[Entries from a dataset of interfaces]
:::
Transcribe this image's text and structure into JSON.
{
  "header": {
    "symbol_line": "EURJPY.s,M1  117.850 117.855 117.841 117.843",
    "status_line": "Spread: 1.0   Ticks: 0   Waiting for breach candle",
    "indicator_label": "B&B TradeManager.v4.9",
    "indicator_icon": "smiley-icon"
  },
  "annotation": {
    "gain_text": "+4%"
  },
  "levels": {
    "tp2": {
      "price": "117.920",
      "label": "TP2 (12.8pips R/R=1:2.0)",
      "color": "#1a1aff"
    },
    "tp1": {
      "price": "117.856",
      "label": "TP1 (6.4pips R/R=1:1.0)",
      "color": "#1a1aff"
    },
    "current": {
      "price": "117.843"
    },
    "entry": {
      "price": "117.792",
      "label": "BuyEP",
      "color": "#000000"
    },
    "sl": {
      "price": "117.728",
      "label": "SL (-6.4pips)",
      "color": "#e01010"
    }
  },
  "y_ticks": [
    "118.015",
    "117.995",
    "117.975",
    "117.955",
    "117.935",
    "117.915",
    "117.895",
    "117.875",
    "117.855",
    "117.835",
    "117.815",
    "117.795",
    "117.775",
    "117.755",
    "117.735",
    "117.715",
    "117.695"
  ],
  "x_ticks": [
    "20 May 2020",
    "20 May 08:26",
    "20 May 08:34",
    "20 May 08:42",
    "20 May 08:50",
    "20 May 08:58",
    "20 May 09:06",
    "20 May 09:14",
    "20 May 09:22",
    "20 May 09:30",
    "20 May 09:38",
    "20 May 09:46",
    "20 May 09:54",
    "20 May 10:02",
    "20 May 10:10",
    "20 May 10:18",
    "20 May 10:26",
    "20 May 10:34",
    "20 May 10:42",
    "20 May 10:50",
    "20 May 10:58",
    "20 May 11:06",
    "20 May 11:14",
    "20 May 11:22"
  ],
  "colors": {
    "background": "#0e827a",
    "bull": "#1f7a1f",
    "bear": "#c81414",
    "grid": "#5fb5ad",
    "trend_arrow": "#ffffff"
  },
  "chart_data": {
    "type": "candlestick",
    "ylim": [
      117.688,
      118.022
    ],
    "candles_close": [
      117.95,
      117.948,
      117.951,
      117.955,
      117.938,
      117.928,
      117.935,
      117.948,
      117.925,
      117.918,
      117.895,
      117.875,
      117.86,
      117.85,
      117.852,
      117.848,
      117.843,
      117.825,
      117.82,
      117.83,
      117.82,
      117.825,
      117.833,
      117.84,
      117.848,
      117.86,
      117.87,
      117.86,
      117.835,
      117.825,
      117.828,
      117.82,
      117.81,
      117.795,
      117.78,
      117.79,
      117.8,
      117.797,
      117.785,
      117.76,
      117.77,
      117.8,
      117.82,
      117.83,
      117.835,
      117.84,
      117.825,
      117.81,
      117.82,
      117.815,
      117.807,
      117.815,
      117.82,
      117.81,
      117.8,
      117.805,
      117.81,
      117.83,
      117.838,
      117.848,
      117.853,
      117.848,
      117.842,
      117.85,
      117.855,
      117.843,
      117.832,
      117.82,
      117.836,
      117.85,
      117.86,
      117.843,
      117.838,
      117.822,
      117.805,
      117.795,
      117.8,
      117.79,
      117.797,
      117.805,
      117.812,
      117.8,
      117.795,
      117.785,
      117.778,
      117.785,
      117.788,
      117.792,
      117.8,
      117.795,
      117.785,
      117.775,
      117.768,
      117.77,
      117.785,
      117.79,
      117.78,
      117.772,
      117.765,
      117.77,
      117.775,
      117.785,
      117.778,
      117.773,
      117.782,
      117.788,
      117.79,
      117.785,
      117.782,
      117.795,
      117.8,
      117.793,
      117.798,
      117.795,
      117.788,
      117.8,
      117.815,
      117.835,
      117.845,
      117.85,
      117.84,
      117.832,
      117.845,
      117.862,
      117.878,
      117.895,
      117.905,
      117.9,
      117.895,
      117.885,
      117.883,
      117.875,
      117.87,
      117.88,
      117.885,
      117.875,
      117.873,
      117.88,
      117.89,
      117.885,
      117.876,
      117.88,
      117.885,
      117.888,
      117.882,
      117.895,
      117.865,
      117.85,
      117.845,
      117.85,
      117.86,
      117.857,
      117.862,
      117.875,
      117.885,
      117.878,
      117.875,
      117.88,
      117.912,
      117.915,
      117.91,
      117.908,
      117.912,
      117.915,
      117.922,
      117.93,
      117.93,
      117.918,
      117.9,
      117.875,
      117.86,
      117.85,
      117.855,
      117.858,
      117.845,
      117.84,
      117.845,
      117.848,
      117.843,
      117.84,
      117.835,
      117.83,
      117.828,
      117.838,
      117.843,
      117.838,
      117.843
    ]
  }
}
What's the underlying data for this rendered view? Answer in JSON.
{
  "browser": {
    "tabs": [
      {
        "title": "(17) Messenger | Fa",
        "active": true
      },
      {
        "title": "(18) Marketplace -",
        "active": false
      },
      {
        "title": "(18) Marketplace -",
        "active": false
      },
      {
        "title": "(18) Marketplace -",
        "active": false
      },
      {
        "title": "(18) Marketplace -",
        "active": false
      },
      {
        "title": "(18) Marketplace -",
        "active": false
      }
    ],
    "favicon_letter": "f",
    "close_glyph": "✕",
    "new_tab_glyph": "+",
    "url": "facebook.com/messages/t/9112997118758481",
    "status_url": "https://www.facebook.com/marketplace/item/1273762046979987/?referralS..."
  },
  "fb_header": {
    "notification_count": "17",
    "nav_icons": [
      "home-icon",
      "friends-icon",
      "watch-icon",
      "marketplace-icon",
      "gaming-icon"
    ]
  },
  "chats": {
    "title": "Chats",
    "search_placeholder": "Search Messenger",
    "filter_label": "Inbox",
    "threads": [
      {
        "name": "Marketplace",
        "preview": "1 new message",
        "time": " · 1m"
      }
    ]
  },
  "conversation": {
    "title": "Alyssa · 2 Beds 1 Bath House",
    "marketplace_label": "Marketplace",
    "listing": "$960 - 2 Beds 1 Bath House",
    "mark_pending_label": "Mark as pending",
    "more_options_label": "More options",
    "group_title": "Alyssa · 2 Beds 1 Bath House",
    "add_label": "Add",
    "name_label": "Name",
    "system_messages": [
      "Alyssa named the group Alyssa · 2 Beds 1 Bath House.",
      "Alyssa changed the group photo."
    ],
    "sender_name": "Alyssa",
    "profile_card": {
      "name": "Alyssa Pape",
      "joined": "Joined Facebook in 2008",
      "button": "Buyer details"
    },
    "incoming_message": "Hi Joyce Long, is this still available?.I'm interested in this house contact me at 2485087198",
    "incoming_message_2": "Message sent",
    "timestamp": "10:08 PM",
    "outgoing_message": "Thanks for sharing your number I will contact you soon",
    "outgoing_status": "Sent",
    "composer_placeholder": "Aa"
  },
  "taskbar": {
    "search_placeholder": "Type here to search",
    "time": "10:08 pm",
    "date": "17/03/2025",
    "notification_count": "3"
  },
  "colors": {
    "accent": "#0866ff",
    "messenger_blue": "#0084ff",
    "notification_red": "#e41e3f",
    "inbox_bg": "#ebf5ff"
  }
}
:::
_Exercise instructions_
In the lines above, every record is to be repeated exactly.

_The answer_
Transcribe this image's text and structure into JSON.
{
  "header": {
    "symbol_line": "EURJPY.s,M1  117.850 117.855 117.841 117.843",
    "status_line": "Spread: 1.0   Ticks: 0   Waiting for breach candle",
    "indicator_label": "B&B TradeManager.v4.9",
    "indicator_icon": "smiley-icon"
  },
  "annotation": {
    "gain_text": "+4%"
  },
  "levels": {
    "tp2": {
      "price": "117.920",
      "label": "TP2 (12.8pips R/R=1:2.0)",
      "color": "#1a1aff"
    },
    "tp1": {
      "price": "117.856",
      "label": "TP1 (6.4pips R/R=1:1.0)",
      "color": "#1a1aff"
    },
    "current": {
      "price": "117.843"
    },
    "entry": {
      "price": "117.792",
      "label": "BuyEP",
      "color": "#000000"
    },
    "sl": {
      "price": "117.728",
      "label": "SL (-6.4pips)",
      "color": "#e01010"
    }
  },
  "y_ticks": [
    "118.015",
    "117.995",
    "117.975",
    "117.955",
    "117.935",
    "117.915",
    "117.895",
    "117.875",
    "117.855",
    "117.835",
    "117.815",
    "117.795",
    "117.775",
    "117.755",
    "117.735",
    "117.715",
    "117.695"
  ],
  "x_ticks": [
    "20 May 2020",
    "20 May 08:26",
    "20 May 08:34",
    "20 May 08:42",
    "20 May 08:50",
    "20 May 08:58",
    "20 May 09:06",
    "20 May 09:14",
    "20 May 09:22",
    "20 May 09:30",
    "20 May 09:38",
    "20 May 09:46",
    "20 May 09:54",
    "20 May 10:02",
    "20 May 10:10",
    "20 May 10:18",
    "20 May 10:26",
    "20 May 10:34",
    "20 May 10:42",
    "20 May 10:50",
    "20 May 10:58",
    "20 May 11:06",
    "20 May 11:14",
    "20 May 11:22"
  ],
  "colors": {
    "background": "#0e827a",
    "bull": "#1f7a1f",
    "bear": "#c81414",
    "grid": "#5fb5ad",
    "trend_arrow": "#ffffff"
  },
  "chart_data": {
    "type": "candlestick",
    "ylim": [
      117.688,
      118.022
    ],
    "candles_close": [
      117.95,
      117.948,
      117.951,
      117.955,
      117.938,
      117.928,
      117.935,
      117.948,
      117.925,
      117.918,
      117.895,
      117.875,
      117.86,
      117.85,
      117.852,
      117.848,
      117.843,
      117.825,
      117.82,
      117.83,
      117.82,
      117.825,
      117.833,
      117.84,
      117.848,
      117.86,
      117.87,
      117.86,
      117.835,
      117.825,
      117.828,
      117.82,
      117.81,
      117.795,
      117.78,
      117.79,
      117.8,
      117.797,
      117.785,
      117.76,
      117.77,
      117.8,
      117.82,
      117.83,
      117.835,
      117.84,
      117.825,
      117.81,
      117.82,
      117.815,
      117.807,
      117.815,
      117.82,
      117.81,
      117.8,
      117.805,
      117.81,
      117.83,
      117.838,
      117.848,
      117.853,
      117.848,
      117.842,
      117.85,
      117.855,
      117.843,
      117.832,
      117.82,
      117.836,
      117.85,
      117.86,
      117.843,
      117.838,
      117.822,
      117.805,
      117.795,
      117.8,
      117.79,
      117.797,
      117.805,
      117.812,
      117.8,
      117.795,
      117.785,
      117.778,
      117.785,
      117.788,
      117.792,
      117.8,
      117.795,
      117.785,
      117.775,
      117.768,
      117.77,
      117.785,
      117.79,
      117.78,
      117.772,
      117.765,
      117.77,
      117.775,
      117.785,
      117.778,
      117.773,
      117.782,
      117.788,
      117.79,
      117.785,
      117.782,
      117.795,
      117.8,
      117.793,
      117.798,
      117.795,
      117.788,
      117.8,
      117.815,
      117.835,
      117.845,
      117.85,
      117.84,
      117.832,
      117.845,
      117.862,
      117.878,
      117.895,
      117.905,
      117.9,
      117.895,
      117.885,
      117.883,
      117.875,
      117.87,
      117.88,
      117.885,
      117.875,
      117.873,
      117.88,
      117.89,
      117.885,
      117.876,
      117.88,
      117.885,
      117.888,
      117.882,
      117.895,
      117.865,
      117.85,
      117.845,
      117.85,
      117.86,
      117.857,
      117.862,
      117.875,
      117.885,
      117.878,
      117.875,
      117.88,
      117.912,
      117.915,
      117.91,
      117.908,
      117.912,
      117.915,
      117.922,
      117.93,
      117.93,
      117.918,
      117.9,
      117.875,
      117.86,
      117.85,
      117.855,
      117.858,
      117.845,
      117.84,
      117.845,
      117.848,
      117.843,
      117.84,
      117.835,
      117.83,
      117.828,
      117.838,
      117.843,
      117.838,
      117.843
    ]
  }
}
What's the underlying data for this rendered view? Answer in JSON.
{
  "browser": {
    "tabs": [
      {
        "title": "(17) Messenger | Fa",
        "active": true
      },
      {
        "title": "(18) Marketplace -",
        "active": false
      },
      {
        "title": "(18) Marketplace -",
        "active": false
      },
      {
        "title": "(18) Marketplace -",
        "active": false
      },
      {
        "title": "(18) Marketplace -",
        "active": false
      },
      {
        "title": "(18) Marketplace -",
        "active": false
      }
    ],
    "favicon_letter": "f",
    "close_glyph": "✕",
    "new_tab_glyph": "+",
    "url": "facebook.com/messages/t/9112997118758481",
    "status_url": "https://www.facebook.com/marketplace/item/1273762046979987/?referralS..."
  },
  "fb_header": {
    "notification_count": "17",
    "nav_icons": [
      "home-icon",
      "friends-icon",
      "watch-icon",
      "marketplace-icon",
      "gaming-icon"
    ]
  },
  "chats": {
    "title": "Chats",
    "search_placeholder": "Search Messenger",
    "filter_label": "Inbox",
    "threads": [
      {
        "name": "Marketplace",
        "preview": "1 new message",
        "time": " · 1m"
      }
    ]
  },
  "conversation": {
    "title": "Alyssa · 2 Beds 1 Bath House",
    "marketplace_label": "Marketplace",
    "listing": "$960 - 2 Beds 1 Bath House",
    "mark_pending_label": "Mark as pending",
    "more_options_label": "More options",
    "group_title": "Alyssa · 2 Beds 1 Bath House",
    "add_label": "Add",
    "name_label": "Name",
    "system_messages": [
      "Alyssa named the group Alyssa · 2 Beds 1 Bath House.",
      "Alyssa changed the group photo."
    ],
    "sender_name": "Alyssa",
    "profile_card": {
      "name": "Alyssa Pape",
      "joined": "Joined Facebook in 2008",
      "button": "Buyer details"
    },
    "incoming_message": "Hi Joyce Long, is this still available?.I'm interested in this house contact me at 2485087198",
    "incoming_message_2": "Message sent",
    "timestamp": "10:08 PM",
    "outgoing_message": "Thanks for sharing your number I will contact you soon",
    "outgoing_status": "Sent",
    "composer_placeholder": "Aa"
  },
  "taskbar": {
    "search_placeholder": "Type here to search",
    "time": "10:08 pm",
    "date": "17/03/2025",
    "notification_count": "3"
  },
  "colors": {
    "accent": "#0866ff",
    "messenger_blue": "#0084ff",
    "notification_red": "#e41e3f",
    "inbox_bg": "#ebf5ff"
  }
}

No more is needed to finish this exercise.